Former heavyweight champion Patterson dies at 71
NEW YORK, May 12 (Reuters) Former world heavyweight boxing champion Floyd Patterson, who became the youngest boxer to gain the title when he knocked out Archie Moore in 1956 at the age of 21, is dead.
He was 71.
Patterson, who had suffered from Alzheimer's disease and prostate cancer, died yesterday at his home in New Paltz, New York.
He had three famed clashes with Sweden's Ingemar Johansson in a long career that stretched from his first great professional success against Moore through bouts against Sonny Liston and Muhammad Ali.
''Of all the men I fought, Sonny Liston was the scariest, George Foreman was the most powerful, Floyd Patterson was the most skilled as a boxer,'' Ali once said.
Elected to the International Boxing Hall of Fame in 1991, Patterson was small for a heavyweight and used a peek-a-boo style with his gloves held high in front of his face, using his quickness to defeat heftier opponents.
New York Gov. George Pataki saluted Patterson, who was born in Waco, North Carolina, and raised in the New York City borough of Brooklyn.
''Floyd Patterson was a world champion athlete and an inspiration to many Americans,'' Pataki said in a statement. ''From his signature style in the ring to his support for amateur athletics later in life, Floyd Patterson was truly the 'gentleman of boxing.''' After an amateur career that included Olympic gold as a middleweight in 1952, Patterson turned professional. On Nov. 30, 1956, he claimed the world heavyweight title vacated by the retirement of Rocky Marciano by knocking out Moore in the fifth round.
SAME TRAINER AS TYSON Patterson was 21 at the time, making him the youngest heavyweight champion until 20-year-old Mike Tyson beat Trevor Berbick for the title in 1986. Patterson and Tyson were both trained by Cus D'Amato.
Following four title defenses, Patterson lost the crown in 1959 when he was knocked down seven times in the third round. losing to Sweden's Johansson in New York.
One year later, Patterson became the first heavyweight champion to regain the crown when he returned to the Polo Grounds to knock out Johansson in the fifth round.
Patterson won a third bout against Johansson in 1961, stopping the big Swede in the sixth round.
He made one more successful defense before losing the title to fellow-American Liston by a first-round knockout in 1962.
Patterson fought three more times for the heavyweight title. He was knocked out again in the first round by Liston in 1963, was stopped after a 12-round beating by Muhammad Ali in 1965, and lost a 15-round decision to Jimmy Ellis in 1968.
Ali carried a grudge into the 1965 bout against Patterson.
He was angry that Patterson refused to call him Muhammad Ali, and continued to refer to him by his birth name, Cassius Clay. Instead of finishing him off in the one-sided fight, Ali mocked and punished Patterson before stopping him in the 12th.
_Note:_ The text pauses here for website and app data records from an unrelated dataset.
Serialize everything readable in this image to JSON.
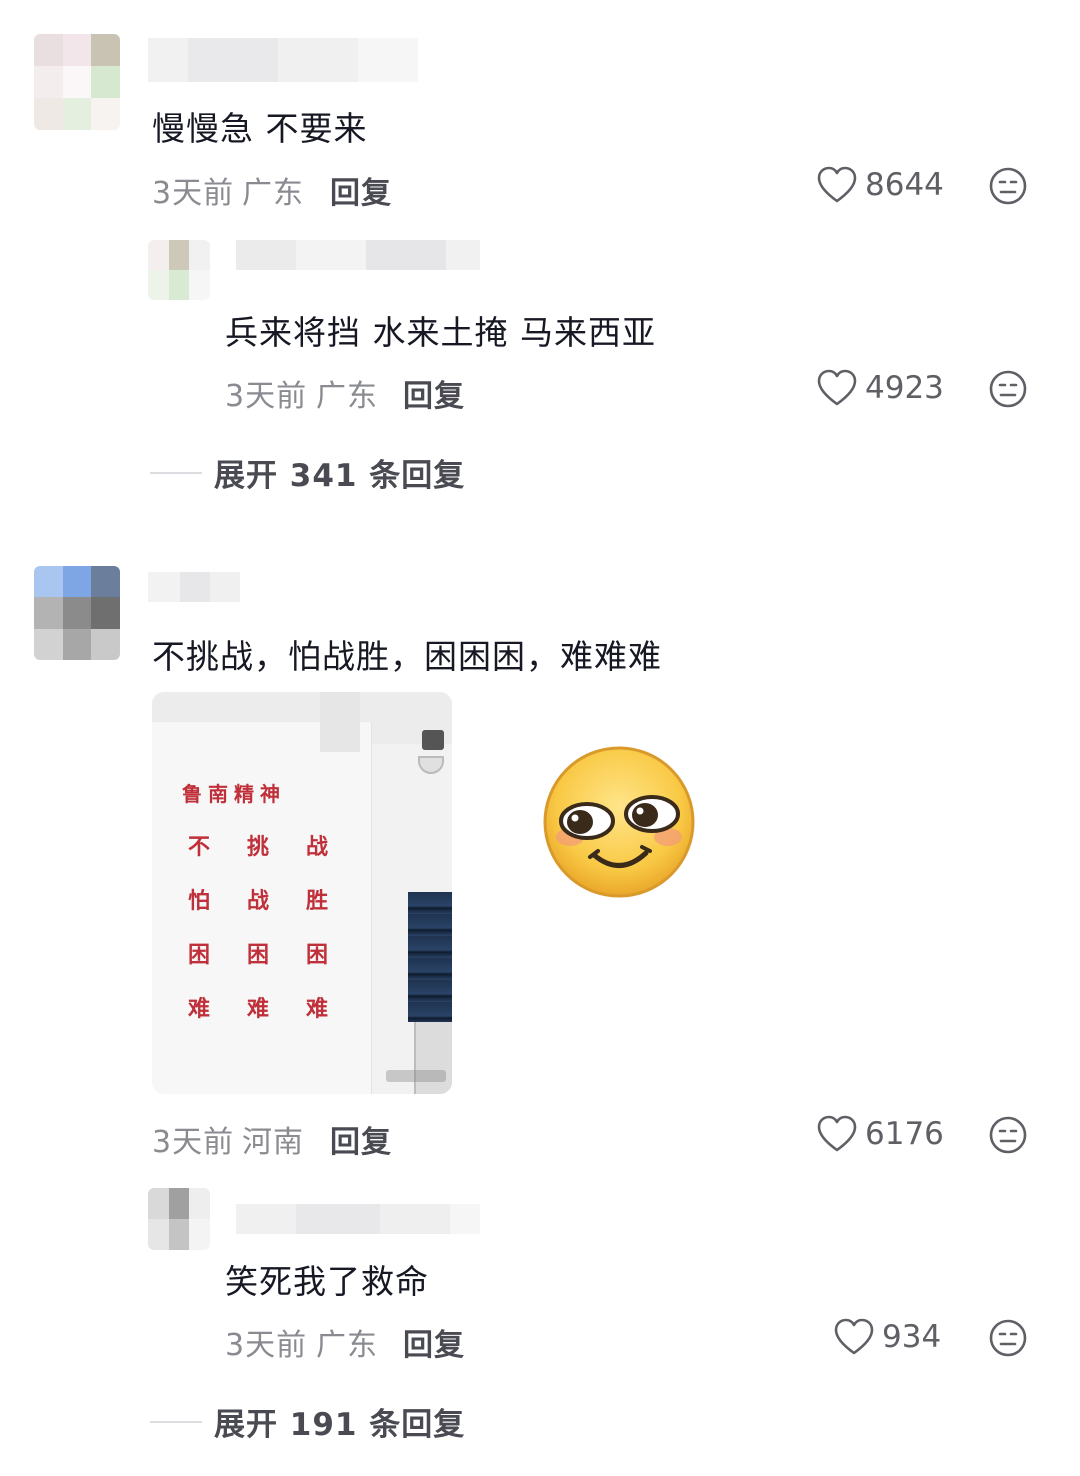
{
  "comments": [
    {
      "text": "慢慢急 不要来",
      "time": "3天前",
      "location": "广东",
      "reply_label": "回复",
      "likes": "8644",
      "replies": [
        {
          "text": "兵来将挡 水来土掩 马来西亚",
          "time": "3天前",
          "location": "广东",
          "reply_label": "回复",
          "likes": "4923"
        }
      ],
      "expand_label": "展开 341 条回复"
    },
    {
      "text": "不挑战，怕战胜，困困困，难难难",
      "image": {
        "sign_lines": [
          [
            "鲁",
            "南",
            "精",
            "神"
          ],
          [
            "不",
            "挑",
            "战"
          ],
          [
            "怕",
            "战",
            "胜"
          ],
          [
            "困",
            "困",
            "困"
          ],
          [
            "难",
            "难",
            "难"
          ]
        ]
      },
      "sticker": "smirk-emoji",
      "time": "3天前",
      "location": "河南",
      "reply_label": "回复",
      "likes": "6176",
      "replies": [
        {
          "text": "笑死我了救命",
          "time": "3天前",
          "location": "广东",
          "reply_label": "回复",
          "likes": "934"
        }
      ],
      "expand_label": "展开 191 条回复"
    }
  ],
  "icons": {
    "like": "heart-outline-icon",
    "dislike": "neutral-face-icon"
  },
  "colors": {
    "primary_text": "#161823",
    "meta_text": "#8a8b91",
    "sign_red": "#c0303a"
  }
}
Patterson retired in 1972 at age 37 with a professional record of 55-8-1 and served as New York state athletic commissioner.
The ex-heavyweight champion later adopted a young boy who aspired to be a boxer and helped mold Tracy Harris Patterson into a world super bantamweight champion. He also counseled troubled children for New York State family services.
Patterson once revealed his motivation when he said: ''The fighter loses more than his pride in the fight; he loses part of his future. He's a step closer to the slum he came from.'' REUTERS PDS PM0401